Traversing, which is about 90% of the game, is a slog but the grapple hook does lighten things up. Apart from further inching the series close to its mentor, Indiana Jones, it plays a big part in making combat more enjoyable. Encounters are almost always built around branches and towers that Nathan can hook onto and speed across the zone or set up a cool takedown tackle from above. It adds a nice verticality that the other games didn’t use as much. Stealth has also been better incorporated in the game, making it feel way less throwaway than the god awful sneaking chapter from Uncharted 2. Limited to combat encounters, you’r free to go in guns blazing or use tall grass and obstacles to perform takedowns or bypass the area.
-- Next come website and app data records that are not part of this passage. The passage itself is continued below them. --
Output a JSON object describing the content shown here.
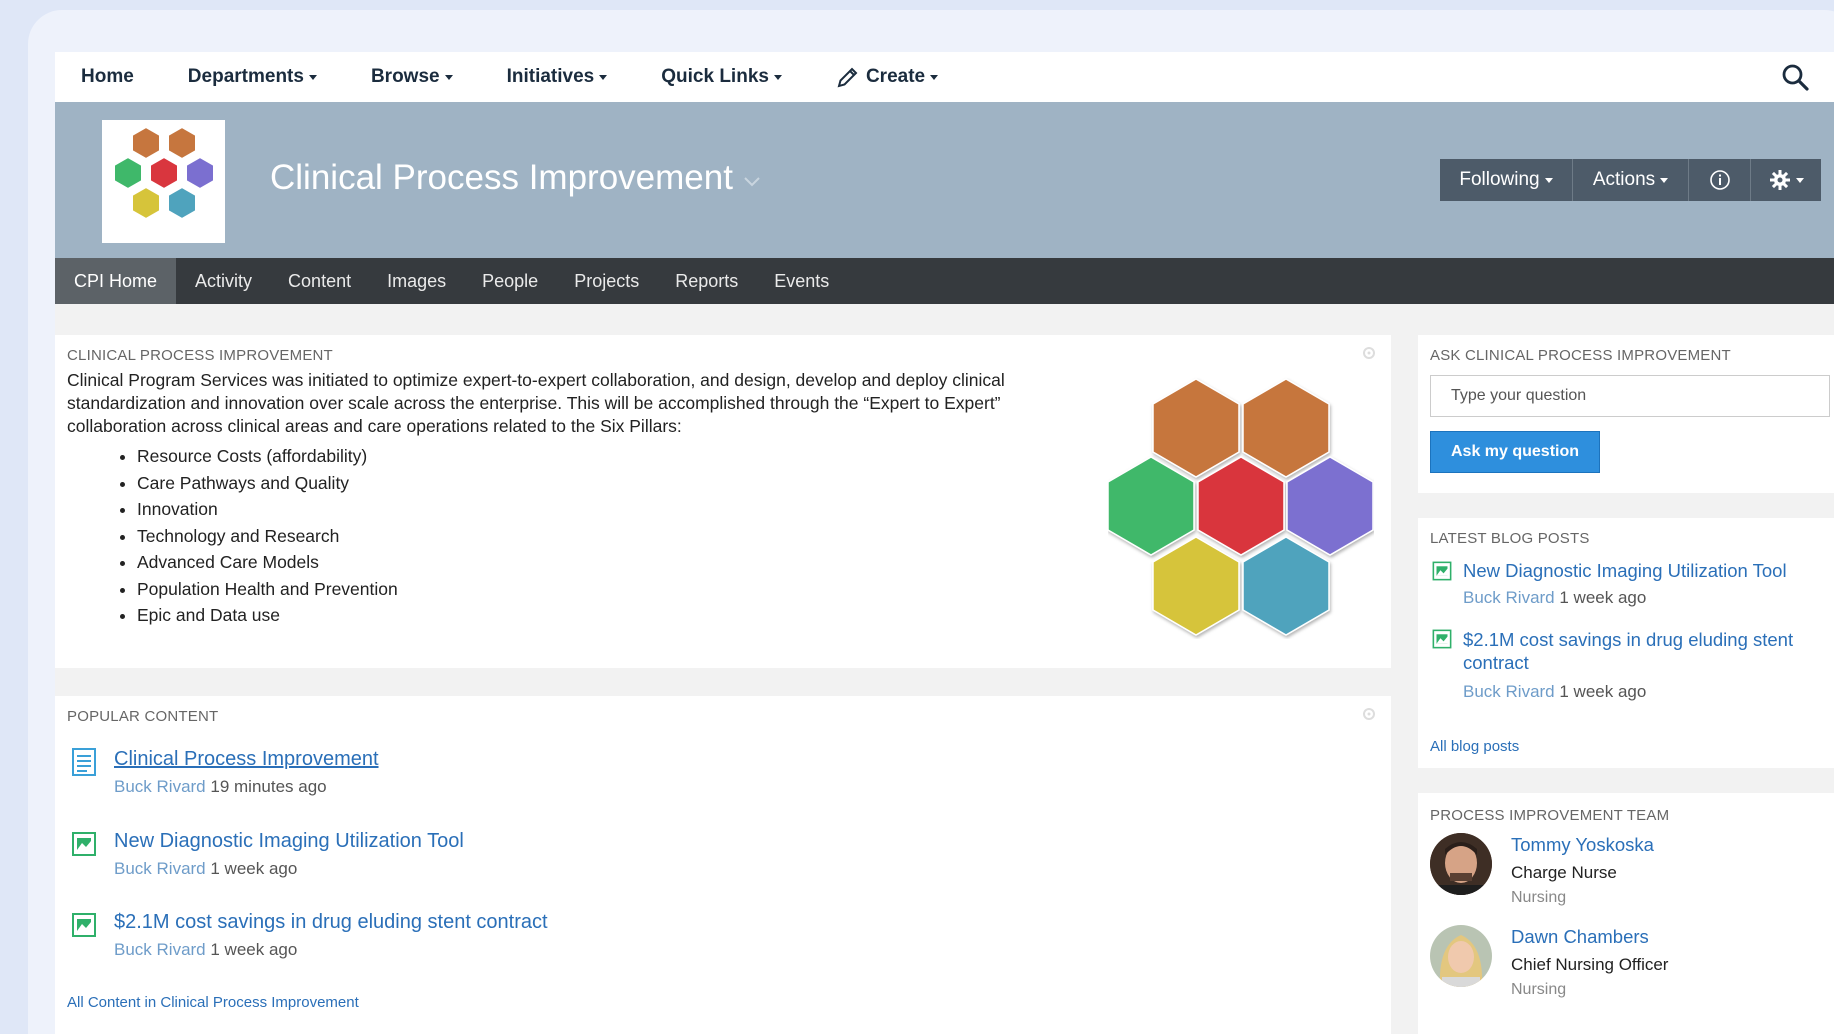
{
  "nav": {
    "items": [
      {
        "label": "Home",
        "caret": false
      },
      {
        "label": "Departments",
        "caret": true
      },
      {
        "label": "Browse",
        "caret": true
      },
      {
        "label": "Initiatives",
        "caret": true
      },
      {
        "label": "Quick Links",
        "caret": true
      },
      {
        "label": "Create",
        "caret": true
      }
    ]
  },
  "place": {
    "title": "Clinical Process Improvement",
    "following_label": "Following",
    "actions_label": "Actions"
  },
  "tabs": [
    "CPI Home",
    "Activity",
    "Content",
    "Images",
    "People",
    "Projects",
    "Reports",
    "Events"
  ],
  "overview": {
    "heading": "CLINICAL PROCESS IMPROVEMENT",
    "description": "Clinical Program Services was initiated to optimize expert-to-expert collaboration, and design, develop and deploy clinical standardization and innovation over scale across the enterprise. This will be accomplished through the “Expert to Expert” collaboration across clinical areas and care operations related to the Six Pillars:",
    "pillars": [
      "Resource Costs (affordability)",
      "Care Pathways and Quality",
      "Innovation",
      "Technology and Research",
      "Advanced Care Models",
      "Population Health and Prevention",
      "Epic and Data use"
    ]
  },
  "popular": {
    "heading": "POPULAR CONTENT",
    "items": [
      {
        "title": "Clinical Process Improvement",
        "author": "Buck Rivard",
        "time": "19 minutes ago",
        "icon": "document-icon"
      },
      {
        "title": "New Diagnostic Imaging Utilization Tool",
        "author": "Buck Rivard",
        "time": "1 week ago",
        "icon": "blog-post-icon"
      },
      {
        "title": "$2.1M cost savings in drug eluding stent contract",
        "author": "Buck Rivard",
        "time": "1 week ago",
        "icon": "blog-post-icon"
      }
    ],
    "all_link": "All Content in Clinical Process Improvement"
  },
  "ask": {
    "heading": "ASK CLINICAL PROCESS IMPROVEMENT",
    "placeholder": "Type your question",
    "button": "Ask my question"
  },
  "blog": {
    "heading": "LATEST BLOG POSTS",
    "posts": [
      {
        "title": "New Diagnostic Imaging Utilization Tool",
        "author": "Buck Rivard",
        "time": "1 week ago"
      },
      {
        "title_line1": "$2.1M cost savings in drug eluding stent",
        "title_line2": "contract",
        "author": "Buck Rivard",
        "time": "1 week ago"
      }
    ],
    "all_link": "All blog posts"
  },
  "team": {
    "heading": "PROCESS IMPROVEMENT TEAM",
    "members": [
      {
        "name": "Tommy Yoskoska",
        "role": "Charge Nurse",
        "dept": "Nursing"
      },
      {
        "name": "Dawn Chambers",
        "role": "Chief Nursing Officer",
        "dept": "Nursing"
      }
    ]
  },
  "colors": {
    "banner": "#9fb3c4",
    "tabbar": "#363a3e",
    "link": "#2a6fb8",
    "button": "#2e8fdd",
    "hex_orange": "#c6763e",
    "hex_green": "#3fb86a",
    "hex_red": "#d9363e",
    "hex_purple": "#7b6fd0",
    "hex_yellow": "#d6c43a",
    "hex_blue": "#4fa3bd"
  }
}
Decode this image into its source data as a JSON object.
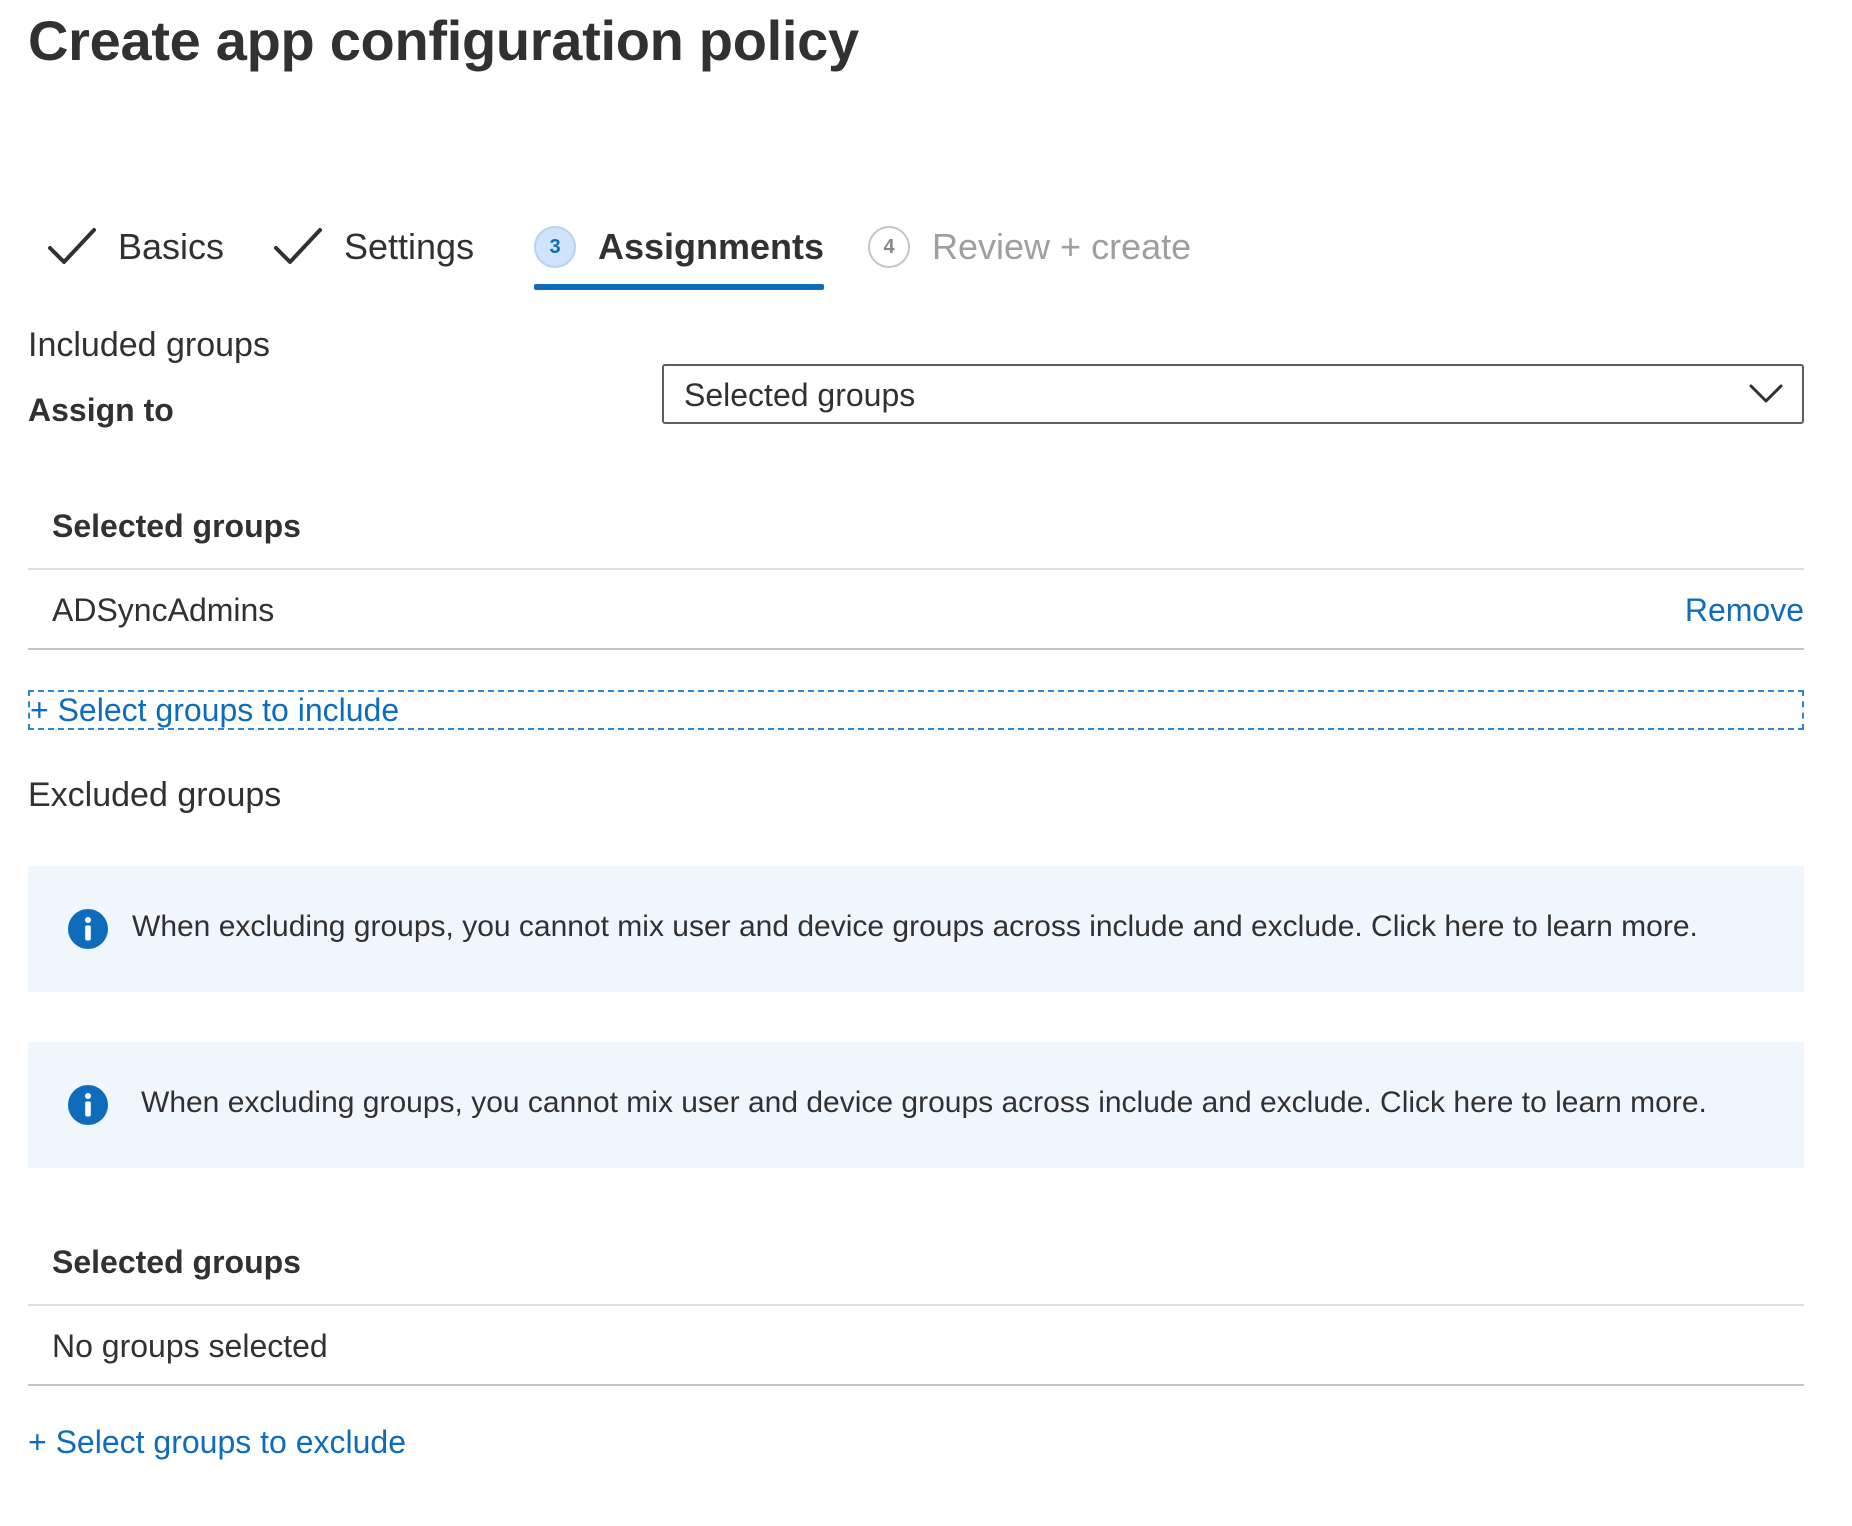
{
  "page": {
    "title": "Create app configuration policy"
  },
  "wizard": {
    "steps": [
      {
        "label": "Basics",
        "state": "completed",
        "icon": "check-icon"
      },
      {
        "label": "Settings",
        "state": "completed",
        "icon": "check-icon"
      },
      {
        "label": "Assignments",
        "state": "active",
        "number": "3"
      },
      {
        "label": "Review + create",
        "state": "disabled",
        "number": "4"
      }
    ]
  },
  "included": {
    "heading": "Included groups",
    "assign_to_label": "Assign to",
    "assign_to_value": "Selected groups",
    "table_header": "Selected groups",
    "rows": [
      {
        "name": "ADSyncAdmins",
        "action": "Remove"
      }
    ],
    "add_link": "+ Select groups to include"
  },
  "excluded": {
    "heading": "Excluded groups",
    "banners": [
      {
        "text": "When excluding groups, you cannot mix user and device groups across include and exclude.  Click here to learn more.",
        "icon": "info-icon"
      },
      {
        "text": "When excluding groups, you cannot mix user and device groups across include and exclude. Click here to learn more.",
        "icon": "info-icon"
      }
    ],
    "table_header": "Selected groups",
    "empty_text": "No groups selected",
    "add_link": "+ Select groups to exclude"
  },
  "colors": {
    "accent": "#0f6cbd",
    "banner_bg": "#eff6fc",
    "text": "#323130",
    "disabled_text": "#a19f9d"
  }
}
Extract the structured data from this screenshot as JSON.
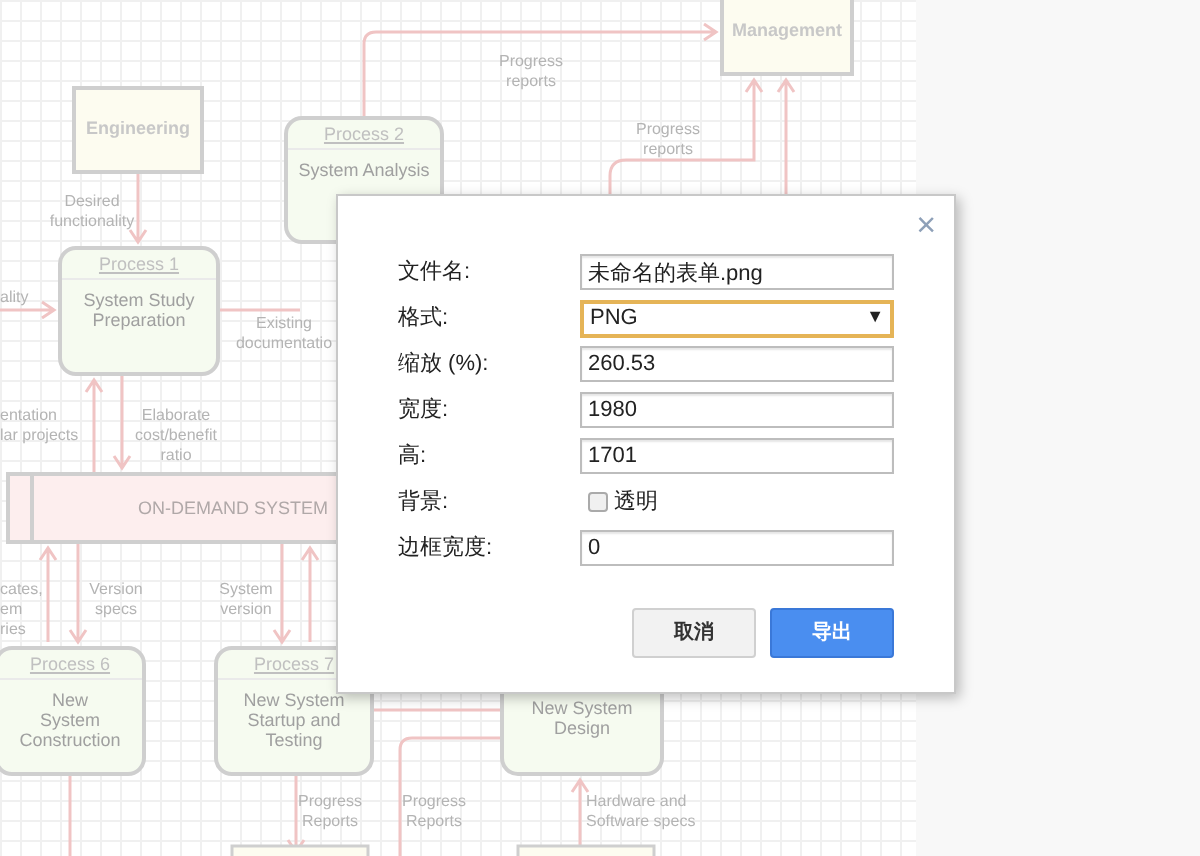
{
  "diagram": {
    "nodes": [
      {
        "kind": "entity",
        "label": "Management"
      },
      {
        "kind": "entity",
        "label": "Engineering"
      },
      {
        "kind": "process",
        "header": "Process 2",
        "label": "System Analysis"
      },
      {
        "kind": "process",
        "header": "Process 1",
        "label": "System Study\nPreparation"
      },
      {
        "kind": "store",
        "label": "ON-DEMAND SYSTEM"
      },
      {
        "kind": "process",
        "header": "Process 6",
        "label": "New\nSystem\nConstruction"
      },
      {
        "kind": "process",
        "header": "Process 7",
        "label": "New System\nStartup and\nTesting"
      },
      {
        "kind": "process",
        "label": "New System\nDesign"
      }
    ],
    "edge_labels": [
      "Progress\nreports",
      "Progress\nreports",
      "Desired\nfunctionality",
      "ality",
      "Existing\ndocumentatio",
      "entation\nlar projects",
      "Elaborate\ncost/benefit\nratio",
      "cates,\nem\nries",
      "Version\nspecs",
      "System\nversion",
      "Progress\nReports",
      "Progress\nReports",
      "Hardware and\nSoftware specs"
    ]
  },
  "dialog": {
    "close": "×",
    "fields": [
      {
        "kind": "text",
        "label": "文件名:",
        "value": "未命名的表单.png"
      },
      {
        "kind": "select",
        "label": "格式:",
        "value": "PNG",
        "arrow": "▼",
        "focused": true
      },
      {
        "kind": "text",
        "label": "缩放 (%):",
        "value": "260.53"
      },
      {
        "kind": "text",
        "label": "宽度:",
        "value": "1980"
      },
      {
        "kind": "text",
        "label": "高:",
        "value": "1701"
      },
      {
        "kind": "checkbox",
        "label": "背景:",
        "option": "透明",
        "checked": false
      },
      {
        "kind": "text",
        "label": "边框宽度:",
        "value": "0"
      }
    ],
    "buttons": [
      {
        "label": "取消",
        "primary": false
      },
      {
        "label": "导出",
        "primary": true
      }
    ]
  }
}
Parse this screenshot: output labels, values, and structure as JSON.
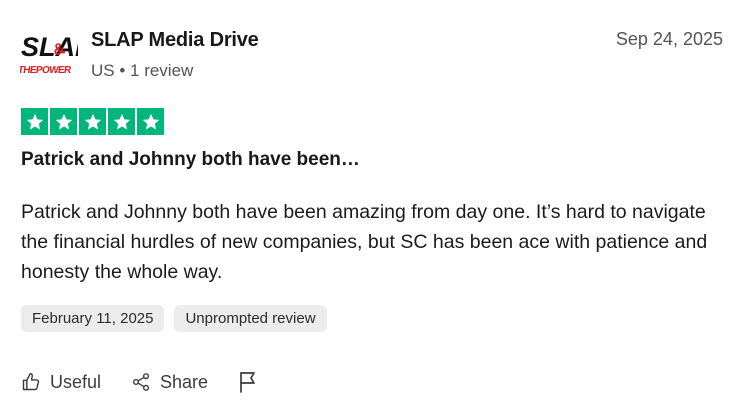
{
  "reviewer": {
    "avatar_text_top": "SLAP",
    "avatar_text_bottom": "THEPOWER",
    "name": "SLAP Media Drive",
    "meta": "US • 1 review"
  },
  "review": {
    "date": "Sep 24, 2025",
    "rating": 5,
    "title": "Patrick and Johnny both have been…",
    "body": "Patrick and Johnny both have been amazing from day one. It’s hard to navigate the financial hurdles of new companies, but SC has been ace with patience and honesty the whole way.",
    "tags": [
      "February 11, 2025",
      "Unprompted review"
    ]
  },
  "actions": {
    "useful_label": "Useful",
    "share_label": "Share"
  },
  "icons": {
    "star": "star-icon",
    "useful": "thumbs-up-icon",
    "share": "share-icon",
    "report": "flag-icon"
  },
  "colors": {
    "star_green": "#00b67a",
    "avatar_red": "#e01b1b",
    "avatar_dark": "#111111"
  }
}
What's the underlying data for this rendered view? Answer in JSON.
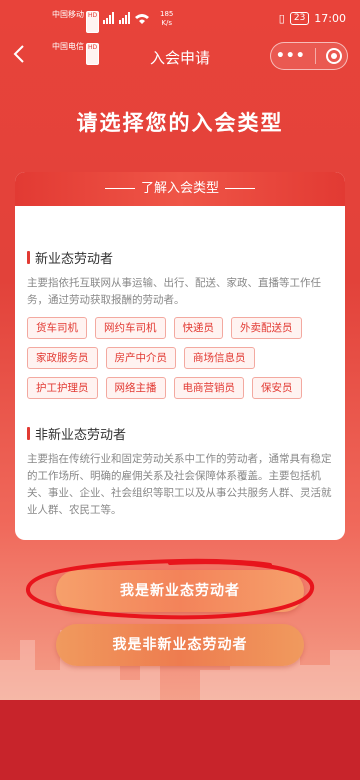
{
  "status_bar": {
    "carrier1": "中国移动",
    "carrier1_tag": "HD",
    "carrier2": "中国电信",
    "carrier2_tag": "HD",
    "signal": "⁴⁶ᵢₗ ⁴⁶ᵢₗ",
    "net_speed_value": "185",
    "net_speed_unit": "K/s",
    "battery": "23",
    "time": "17:00"
  },
  "nav": {
    "back_glyph": "‹",
    "title": "入会申请",
    "more_glyph": "•••"
  },
  "heading": "请选择您的入会类型",
  "card": {
    "header": "了解入会类型",
    "new_section": {
      "title": "新业态劳动者",
      "desc": "主要指依托互联网从事运输、出行、配送、家政、直播等工作任务，通过劳动获取报酬的劳动者。",
      "tags": [
        "货车司机",
        "网约车司机",
        "快递员",
        "外卖配送员",
        "家政服务员",
        "房产中介员",
        "商场信息员",
        "护工护理员",
        "网络主播",
        "电商营销员",
        "保安员"
      ]
    },
    "non_section": {
      "title": "非新业态劳动者",
      "desc": "主要指在传统行业和固定劳动关系中工作的劳动者，通常具有稳定的工作场所、明确的雇佣关系及社会保障体系覆盖。主要包括机关、事业、企业、社会组织等职工以及从事公共服务人群、灵活就业人群、农民工等。"
    }
  },
  "buttons": {
    "new_worker": "我是新业态劳动者",
    "non_new_worker": "我是非新业态劳动者"
  },
  "colors": {
    "primary_red": "#e23a33",
    "button_orange": "#f3835a",
    "annotation_red": "#e8141c"
  }
}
Naughty Dog should have taken it a step further, like letting Nathan lure enemies and make the AI more intelligent, but it’s fine for what it is.
The game’s tentpole action moment, the Madagascar city car chase, is a spectacular piece of technical engineering because the game does a great job with herding you towards the aim while, at the same time, reacting to the player’s variations. The weird thing is, the car chase is the only action sequence that is worth remembering. I finished the game about 12 hours ago and for the life of me I can’t pick out combat sequences that stand out, which is weird because I can call out all sorts of great moments from Uncharted 2 and 3 without batting an eye. Because the game is front loaded with traversal after traversal sequence, the actions scenes should have been more memorable.
What Uncharted 4 amounts to is an experience I had more fun watching than playing. this was proven to me when I visited some family and watched my nephew play through the Madagascar chase. The Naughty Dog crew went for a more cinematic feel, interjecting non-playable scenes and transitions as much as possible (and as a result, it makes it easy to miss sudden quick time event button prompts). All this game does is make me desperate to know what Amy Hennig had planned before she left the studio.
Down as I am against Uncharted 4: A Thief’s End, it is still a good video game product. Naughty Dog blows everyone out of the water with their grasp of the PlayStation 4 and the level of detail has to be seen first hand because no screenshot or uploaded video does this game justice. Also, the game’s epilogue left me a blubbering mess for the rest of the weekend as I reflected on the incredible, nostalgic journey of Nathan Drake and his band of treasure hunters. Uncharted 4 may be mostly unnecessary but it’s also a damn fine video game.